Jesus gave us a rich example. Representing the Christ, or Messiah, he moved among tumultuous crowds with an equipoise of peace never before seen among men. His humble thought was so imbued with Godlike calm, compassion, and grace that it transformed receptive hearts around him, elevating character and even healing the sick. He once said: “Peace I leave with you, my peace I give unto you: not as the world giveth, give I unto you. Let not your heart be troubled, neither let it be afraid” (John 14:27).

Christ Jesus always attributed what he said and did to God, his divine source. We, too, can put God first in our lives – instead of human will and worry. Spiritual peace is not simply the absence of agitation, neither is it just a tamping down of anxiety, only to have it resurface later. We can find permanent release as we humbly affirm in prayer the fact of our ongoing unity with the divine Mind and His tender care. Mary Baker Eddy, the Founder of Christian Science, writes that we silence discord in our lives by gaining a better understanding of God. She says, “It is our ignorance of God, the divine Principle, which produces apparent discord, and the right understanding of Him restores harmony” (“Science and Health with Key to the Scriptures,” p. 390).

We can each take a firm mental stand for God’s gift of peace, which is close at hand. When anxious suggestions and false fears try to “make waves,” we can know that we have authority from God to reject such discord, as Jesus would have done, since they are not from God, nor divinely authorized. As we do, we’ll experience more and more days of “smooth skiing.” No matter what comes our way, we’ll be able to move forward calmly and with dominion.

You've read  of  free articles. Subscribe to continue.

Dear Reader,

About a year ago, I happened upon this statement about the Monitor in the Harvard Business Review – under the charming heading of “do things that don’t interest you”:

“Many things that end up” being meaningful, writes social scientist Joseph Grenny, “have come from conference workshops, articles, or online videos that began as a chore and ended with an insight. My work in Kenya, for example, was heavily influenced by a Christian Science Monitor article I had forced myself to read 10 years earlier. Sometimes, we call things ‘boring’ simply because they lie outside the box we are currently in.”

If you were to come up with a punchline to a joke about the Monitor, that would probably be it. We’re seen as being global, fair, insightful, and perhaps a bit too earnest. We’re the bran muffin of journalism.

But you know what? We change lives. And I’m going to argue that we change lives precisely because we force open that too-small box that most human beings think they live in.

The Monitor is a peculiar little publication that’s hard for the world to figure out.

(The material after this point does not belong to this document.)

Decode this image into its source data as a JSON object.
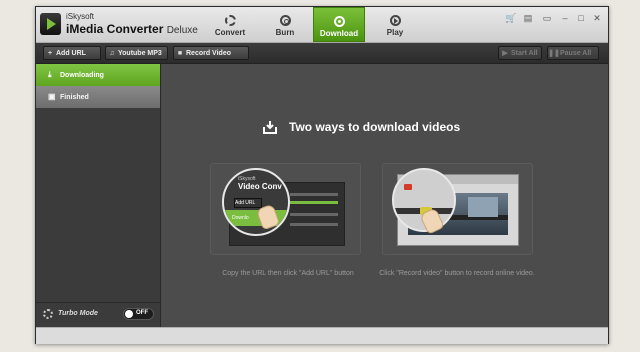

We’re run by a church, but we’re not only for church members and we’re not about converting people. We’re known as being fair even as the world becomes as polarized as at any time since the newspaper’s founding in 1908.

We have a mission beyond circulation, we want to bridge divides. We’re about kicking down the door of thought everywhere and saying, “You are bigger and more capable than you realize. And we can prove it.”

If you’re looking for bran muffin journalism, you can subscribe to the Monitor for $15. You’ll get the Monitor Weekly magazine, the Monitor Daily email, and unlimited access to CSMonitor.com.